Every record should be restated exactly, with no images included.

^^^^

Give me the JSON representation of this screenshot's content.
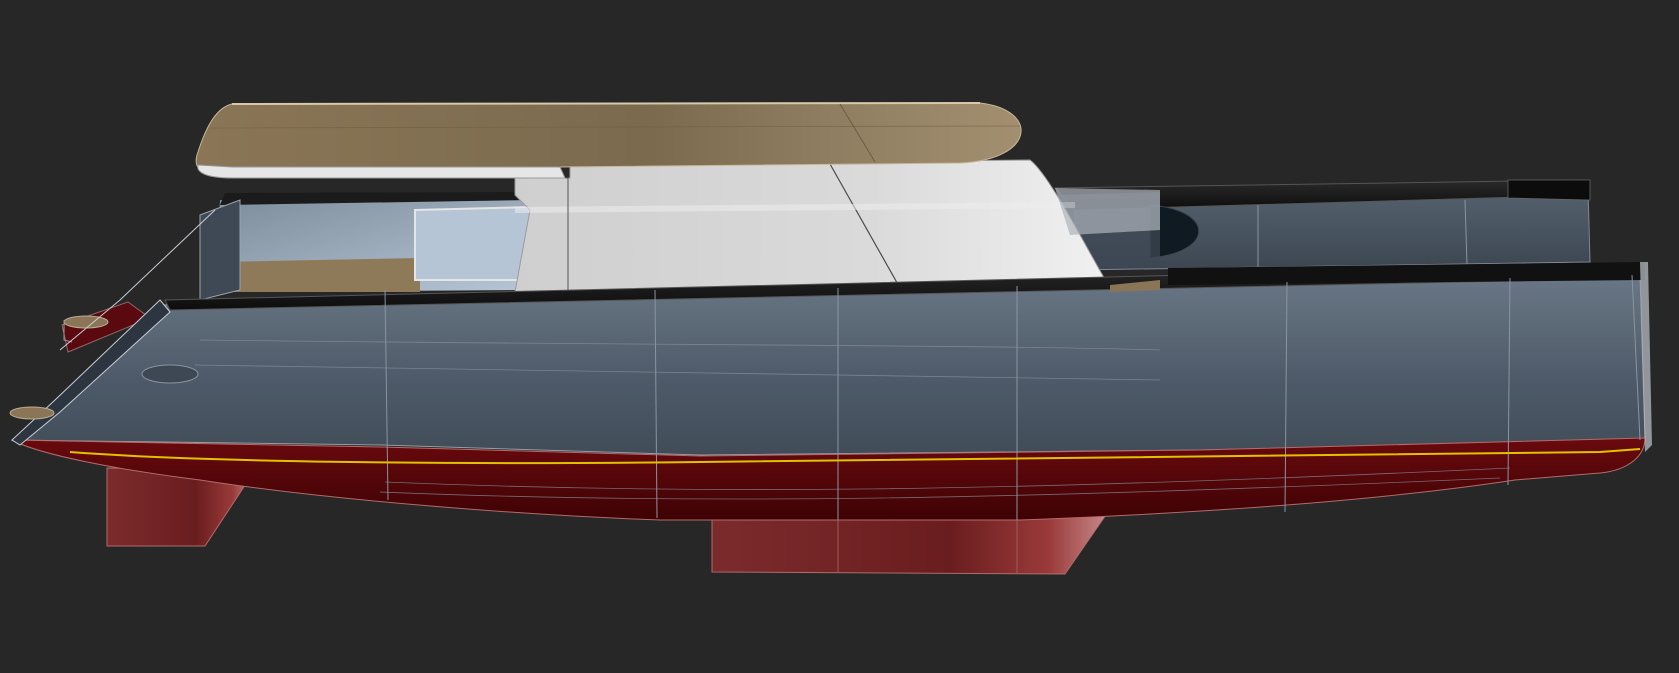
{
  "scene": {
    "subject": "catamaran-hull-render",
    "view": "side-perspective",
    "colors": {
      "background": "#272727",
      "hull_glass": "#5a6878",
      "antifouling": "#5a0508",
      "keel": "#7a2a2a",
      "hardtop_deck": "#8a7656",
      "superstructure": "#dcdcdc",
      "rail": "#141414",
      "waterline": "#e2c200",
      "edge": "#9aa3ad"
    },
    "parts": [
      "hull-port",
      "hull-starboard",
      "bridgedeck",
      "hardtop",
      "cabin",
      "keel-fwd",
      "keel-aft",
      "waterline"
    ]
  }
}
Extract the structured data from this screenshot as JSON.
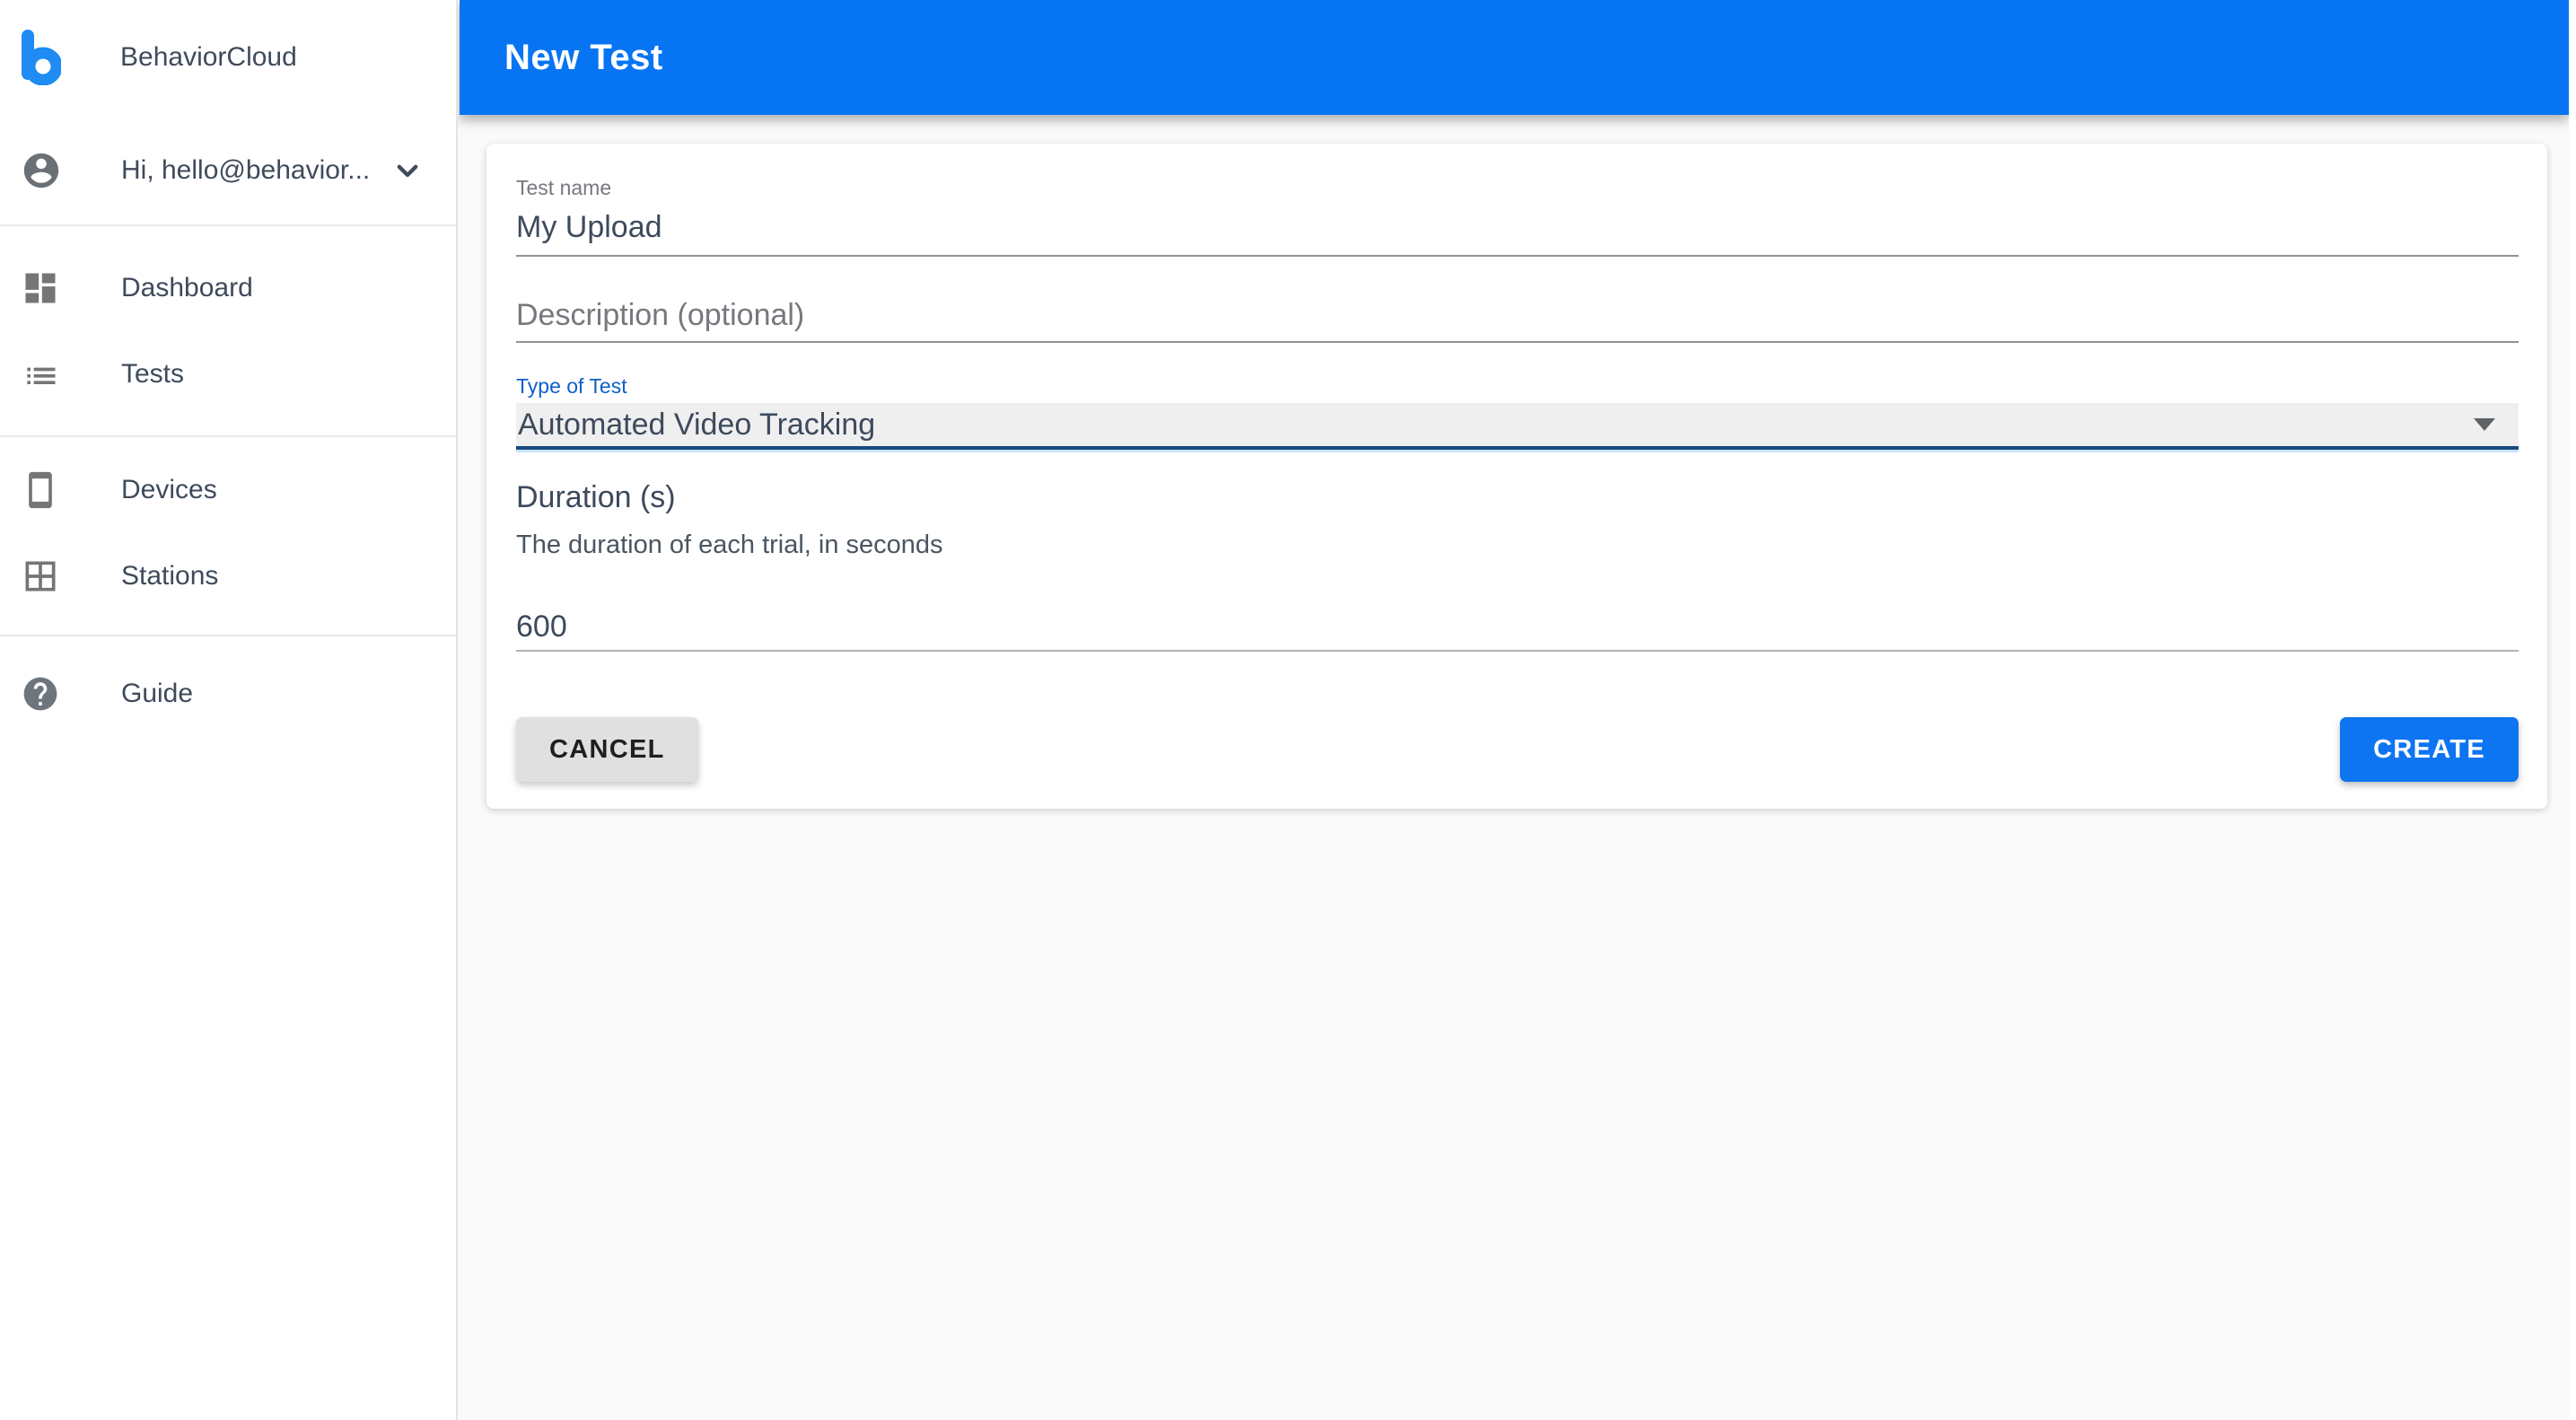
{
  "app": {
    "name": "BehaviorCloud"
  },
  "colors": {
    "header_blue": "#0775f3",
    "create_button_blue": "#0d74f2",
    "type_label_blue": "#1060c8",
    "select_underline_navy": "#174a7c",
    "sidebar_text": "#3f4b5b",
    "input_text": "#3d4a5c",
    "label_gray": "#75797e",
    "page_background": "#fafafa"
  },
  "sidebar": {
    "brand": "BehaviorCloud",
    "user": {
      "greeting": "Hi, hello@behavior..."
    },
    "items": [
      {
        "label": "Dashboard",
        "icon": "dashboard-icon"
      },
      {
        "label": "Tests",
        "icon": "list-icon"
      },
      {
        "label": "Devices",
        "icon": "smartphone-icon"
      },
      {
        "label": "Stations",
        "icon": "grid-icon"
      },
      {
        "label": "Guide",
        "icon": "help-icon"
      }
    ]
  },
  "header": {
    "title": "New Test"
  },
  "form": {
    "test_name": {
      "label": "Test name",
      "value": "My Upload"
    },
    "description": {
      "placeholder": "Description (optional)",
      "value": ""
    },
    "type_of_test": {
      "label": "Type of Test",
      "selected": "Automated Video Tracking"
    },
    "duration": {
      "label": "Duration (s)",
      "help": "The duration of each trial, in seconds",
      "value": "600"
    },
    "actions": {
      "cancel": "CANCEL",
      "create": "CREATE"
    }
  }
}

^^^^

→ **Solution below**
Give me the JSON representation of this screenshot's content.
{
  "scene": {
    "subject": "catamaran-hull-render",
    "view": "side-perspective",
    "colors": {
      "background": "#272727",
      "hull_glass": "#5a6878",
      "antifouling": "#5a0508",
      "keel": "#7a2a2a",
      "hardtop_deck": "#8a7656",
      "superstructure": "#dcdcdc",
      "rail": "#141414",
      "waterline": "#e2c200",
      "edge": "#9aa3ad"
    },
    "parts": [
      "hull-port",
      "hull-starboard",
      "bridgedeck",
      "hardtop",
      "cabin",
      "keel-fwd",
      "keel-aft",
      "waterline"
    ]
  }
}
Extract the structured data from this screenshot as JSON.
{
  "app": {
    "name": "BehaviorCloud"
  },
  "colors": {
    "header_blue": "#0775f3",
    "create_button_blue": "#0d74f2",
    "type_label_blue": "#1060c8",
    "select_underline_navy": "#174a7c",
    "sidebar_text": "#3f4b5b",
    "input_text": "#3d4a5c",
    "label_gray": "#75797e",
    "page_background": "#fafafa"
  },
  "sidebar": {
    "brand": "BehaviorCloud",
    "user": {
      "greeting": "Hi, hello@behavior..."
    },
    "items": [
      {
        "label": "Dashboard",
        "icon": "dashboard-icon"
      },
      {
        "label": "Tests",
        "icon": "list-icon"
      },
      {
        "label": "Devices",
        "icon": "smartphone-icon"
      },
      {
        "label": "Stations",
        "icon": "grid-icon"
      },
      {
        "label": "Guide",
        "icon": "help-icon"
      }
    ]
  },
  "header": {
    "title": "New Test"
  },
  "form": {
    "test_name": {
      "label": "Test name",
      "value": "My Upload"
    },
    "description": {
      "placeholder": "Description (optional)",
      "value": ""
    },
    "type_of_test": {
      "label": "Type of Test",
      "selected": "Automated Video Tracking"
    },
    "duration": {
      "label": "Duration (s)",
      "help": "The duration of each trial, in seconds",
      "value": "600"
    },
    "actions": {
      "cancel": "CANCEL",
      "create": "CREATE"
    }
  }
}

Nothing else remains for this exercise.